(Data about app and page elements)
=-=-=
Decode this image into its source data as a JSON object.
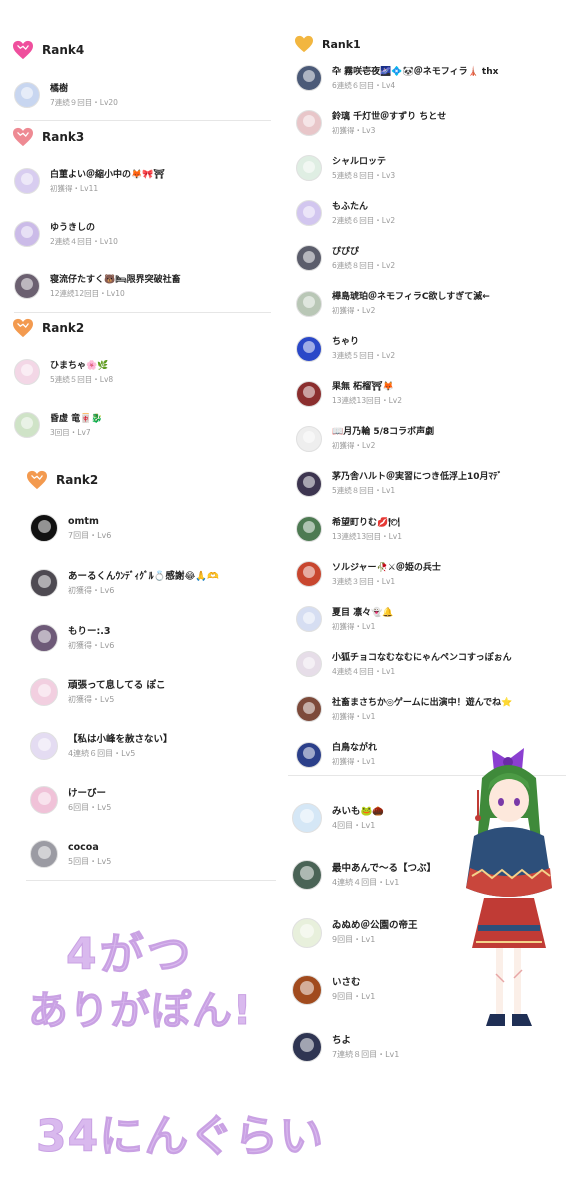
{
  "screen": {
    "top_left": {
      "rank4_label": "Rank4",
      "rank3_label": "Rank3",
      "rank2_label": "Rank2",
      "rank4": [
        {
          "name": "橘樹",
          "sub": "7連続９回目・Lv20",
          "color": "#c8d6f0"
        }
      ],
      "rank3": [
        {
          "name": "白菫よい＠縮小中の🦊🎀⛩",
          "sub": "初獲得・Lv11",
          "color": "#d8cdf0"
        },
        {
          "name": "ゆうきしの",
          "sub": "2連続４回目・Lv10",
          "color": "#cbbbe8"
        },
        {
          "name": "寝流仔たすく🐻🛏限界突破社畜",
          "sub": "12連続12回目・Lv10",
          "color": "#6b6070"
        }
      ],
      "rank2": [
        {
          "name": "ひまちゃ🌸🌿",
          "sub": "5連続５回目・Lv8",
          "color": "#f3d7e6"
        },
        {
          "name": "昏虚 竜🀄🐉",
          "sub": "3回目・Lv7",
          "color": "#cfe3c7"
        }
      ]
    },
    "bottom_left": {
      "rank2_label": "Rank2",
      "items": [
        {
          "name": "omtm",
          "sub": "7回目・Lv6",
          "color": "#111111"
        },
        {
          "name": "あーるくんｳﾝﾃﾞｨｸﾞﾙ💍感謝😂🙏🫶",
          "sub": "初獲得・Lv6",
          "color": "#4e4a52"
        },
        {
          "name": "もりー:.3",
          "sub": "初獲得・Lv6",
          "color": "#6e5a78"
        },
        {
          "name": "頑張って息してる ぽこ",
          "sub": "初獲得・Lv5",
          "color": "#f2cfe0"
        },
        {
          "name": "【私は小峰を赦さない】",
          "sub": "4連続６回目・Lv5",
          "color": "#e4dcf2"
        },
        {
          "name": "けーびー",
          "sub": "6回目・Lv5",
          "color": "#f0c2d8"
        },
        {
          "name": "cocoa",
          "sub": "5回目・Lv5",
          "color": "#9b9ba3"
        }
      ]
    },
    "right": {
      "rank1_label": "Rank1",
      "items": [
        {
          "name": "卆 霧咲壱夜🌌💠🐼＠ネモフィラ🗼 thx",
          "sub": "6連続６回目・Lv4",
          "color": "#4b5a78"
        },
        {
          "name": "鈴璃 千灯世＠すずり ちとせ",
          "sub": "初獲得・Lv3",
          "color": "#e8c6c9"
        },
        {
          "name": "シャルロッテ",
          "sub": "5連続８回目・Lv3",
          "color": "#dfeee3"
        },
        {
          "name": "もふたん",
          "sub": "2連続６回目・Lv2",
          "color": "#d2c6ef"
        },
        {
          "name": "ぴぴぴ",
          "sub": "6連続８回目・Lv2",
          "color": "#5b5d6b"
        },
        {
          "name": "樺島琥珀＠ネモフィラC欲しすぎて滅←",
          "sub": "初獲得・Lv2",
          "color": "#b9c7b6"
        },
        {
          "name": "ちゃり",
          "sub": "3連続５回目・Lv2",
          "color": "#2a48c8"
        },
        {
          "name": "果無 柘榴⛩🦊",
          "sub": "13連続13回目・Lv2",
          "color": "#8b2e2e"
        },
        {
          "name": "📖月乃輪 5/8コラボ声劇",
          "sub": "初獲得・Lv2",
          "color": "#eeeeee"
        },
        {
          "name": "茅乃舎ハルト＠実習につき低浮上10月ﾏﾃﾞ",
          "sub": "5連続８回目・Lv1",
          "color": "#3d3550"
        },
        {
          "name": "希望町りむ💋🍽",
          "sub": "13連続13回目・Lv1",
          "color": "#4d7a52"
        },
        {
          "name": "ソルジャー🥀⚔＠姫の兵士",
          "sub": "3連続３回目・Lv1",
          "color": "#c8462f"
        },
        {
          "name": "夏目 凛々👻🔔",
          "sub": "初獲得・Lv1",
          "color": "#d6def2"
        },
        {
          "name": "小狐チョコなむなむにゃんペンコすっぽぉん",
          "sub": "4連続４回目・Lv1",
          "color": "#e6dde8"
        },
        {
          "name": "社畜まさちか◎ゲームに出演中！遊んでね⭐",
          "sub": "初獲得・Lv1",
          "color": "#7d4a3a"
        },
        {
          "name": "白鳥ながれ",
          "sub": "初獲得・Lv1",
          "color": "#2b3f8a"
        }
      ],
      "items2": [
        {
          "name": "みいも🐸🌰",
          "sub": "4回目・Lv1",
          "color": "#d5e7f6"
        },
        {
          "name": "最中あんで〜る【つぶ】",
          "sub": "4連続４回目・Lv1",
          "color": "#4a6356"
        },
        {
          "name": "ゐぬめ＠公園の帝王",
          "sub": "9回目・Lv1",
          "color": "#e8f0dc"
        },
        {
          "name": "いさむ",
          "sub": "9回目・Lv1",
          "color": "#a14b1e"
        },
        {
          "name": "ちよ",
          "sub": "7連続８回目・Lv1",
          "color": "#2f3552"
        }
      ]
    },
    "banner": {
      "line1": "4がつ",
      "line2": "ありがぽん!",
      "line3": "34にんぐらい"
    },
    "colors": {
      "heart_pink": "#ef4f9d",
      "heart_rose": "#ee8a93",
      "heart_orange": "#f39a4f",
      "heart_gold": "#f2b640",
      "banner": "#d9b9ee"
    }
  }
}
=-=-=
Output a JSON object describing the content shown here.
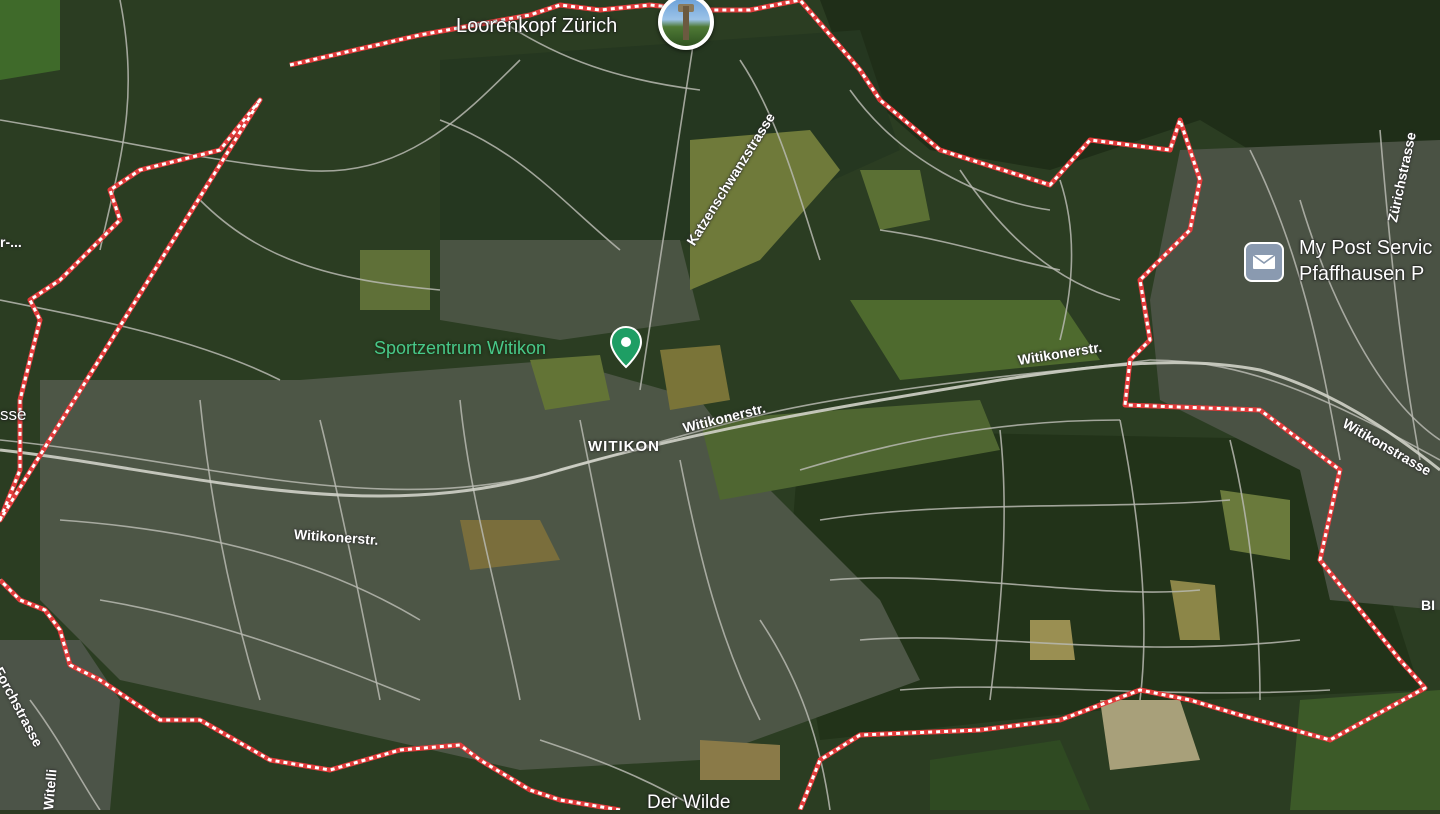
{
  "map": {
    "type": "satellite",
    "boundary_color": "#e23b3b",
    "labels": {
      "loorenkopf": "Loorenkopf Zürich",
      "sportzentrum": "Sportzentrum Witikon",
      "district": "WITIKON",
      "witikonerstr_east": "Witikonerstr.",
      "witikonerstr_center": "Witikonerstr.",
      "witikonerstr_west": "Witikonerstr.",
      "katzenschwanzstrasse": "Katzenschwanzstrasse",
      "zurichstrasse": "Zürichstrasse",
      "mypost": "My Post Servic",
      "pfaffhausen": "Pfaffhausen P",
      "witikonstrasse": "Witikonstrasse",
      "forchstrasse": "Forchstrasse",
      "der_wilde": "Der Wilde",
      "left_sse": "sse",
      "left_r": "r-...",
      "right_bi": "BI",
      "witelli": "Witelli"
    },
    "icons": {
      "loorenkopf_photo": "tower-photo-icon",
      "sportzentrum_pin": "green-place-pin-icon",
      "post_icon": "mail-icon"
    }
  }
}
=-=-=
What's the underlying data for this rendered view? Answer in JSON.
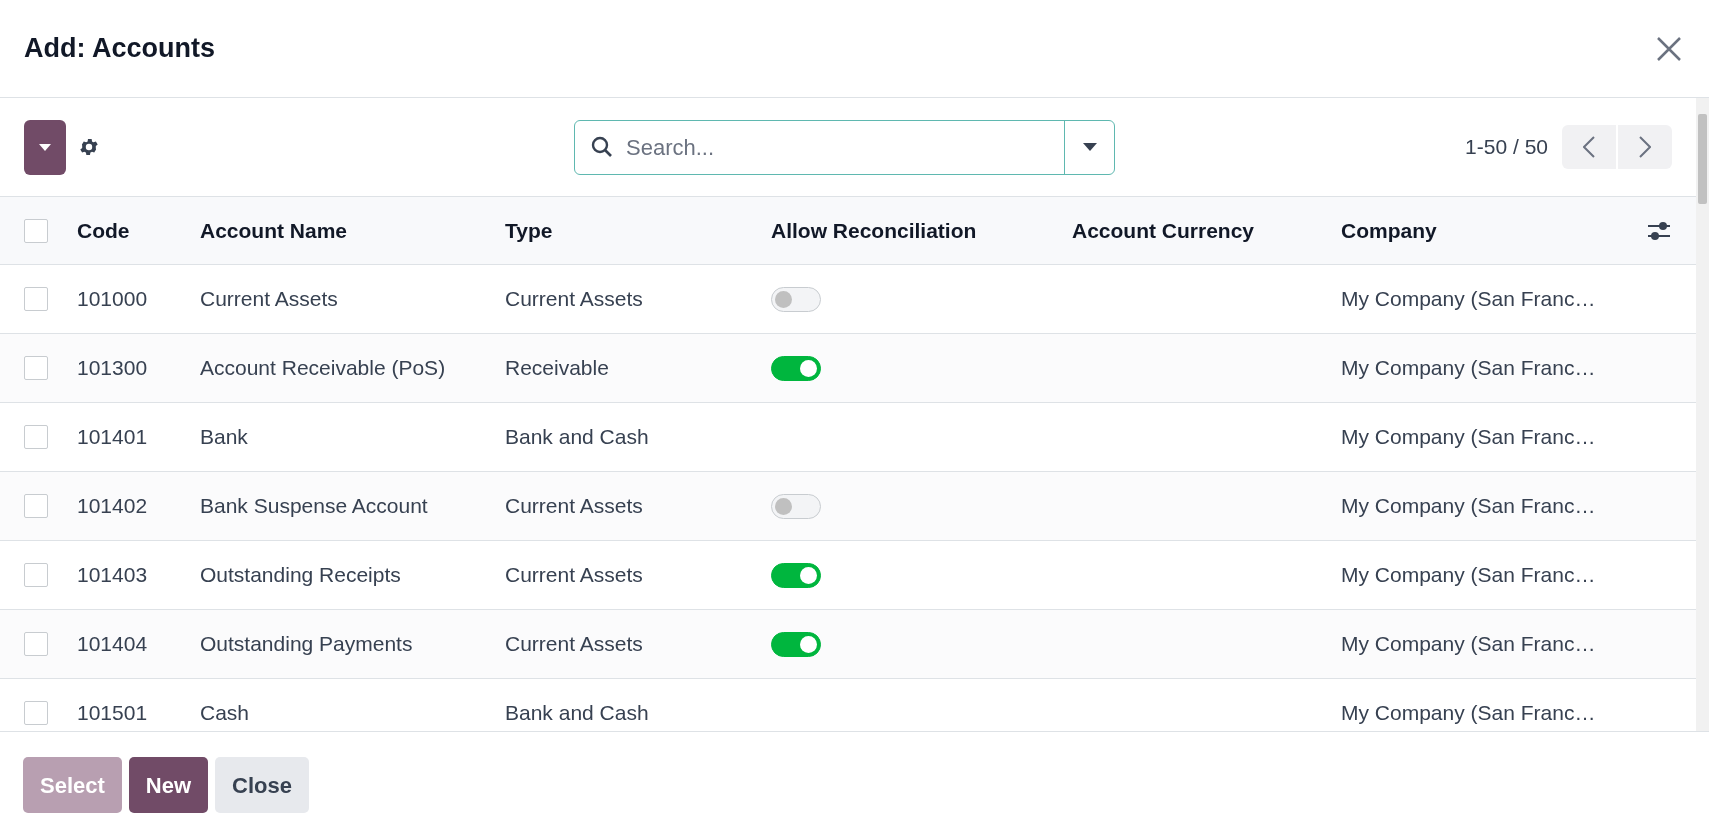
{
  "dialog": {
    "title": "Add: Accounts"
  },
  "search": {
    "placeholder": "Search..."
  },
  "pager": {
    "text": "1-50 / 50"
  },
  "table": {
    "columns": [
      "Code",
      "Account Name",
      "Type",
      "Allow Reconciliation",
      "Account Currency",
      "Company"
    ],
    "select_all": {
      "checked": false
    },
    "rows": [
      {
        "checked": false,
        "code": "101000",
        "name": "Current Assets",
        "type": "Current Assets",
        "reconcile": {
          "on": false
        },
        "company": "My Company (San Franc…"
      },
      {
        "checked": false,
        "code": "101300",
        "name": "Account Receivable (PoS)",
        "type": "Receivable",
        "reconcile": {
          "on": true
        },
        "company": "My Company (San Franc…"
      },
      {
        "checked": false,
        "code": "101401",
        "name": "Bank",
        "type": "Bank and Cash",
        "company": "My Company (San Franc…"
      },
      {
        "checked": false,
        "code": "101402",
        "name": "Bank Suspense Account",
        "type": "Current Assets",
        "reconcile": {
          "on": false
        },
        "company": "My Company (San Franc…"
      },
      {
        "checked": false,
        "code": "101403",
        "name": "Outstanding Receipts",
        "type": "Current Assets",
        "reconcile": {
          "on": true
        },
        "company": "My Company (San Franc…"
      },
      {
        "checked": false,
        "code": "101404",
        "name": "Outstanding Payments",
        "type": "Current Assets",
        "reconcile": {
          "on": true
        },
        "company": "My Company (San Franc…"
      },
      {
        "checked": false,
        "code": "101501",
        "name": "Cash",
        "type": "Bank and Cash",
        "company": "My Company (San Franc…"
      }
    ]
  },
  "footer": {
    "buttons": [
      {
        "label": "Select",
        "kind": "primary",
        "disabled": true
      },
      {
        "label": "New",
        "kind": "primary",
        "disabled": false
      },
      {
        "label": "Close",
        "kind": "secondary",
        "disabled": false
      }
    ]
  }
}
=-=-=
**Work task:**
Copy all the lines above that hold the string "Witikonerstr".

**Written solution:**
      "witikonerstr_east": "Witikonerstr.",
      "witikonerstr_center": "Witikonerstr.",
      "witikonerstr_west": "Witikonerstr.",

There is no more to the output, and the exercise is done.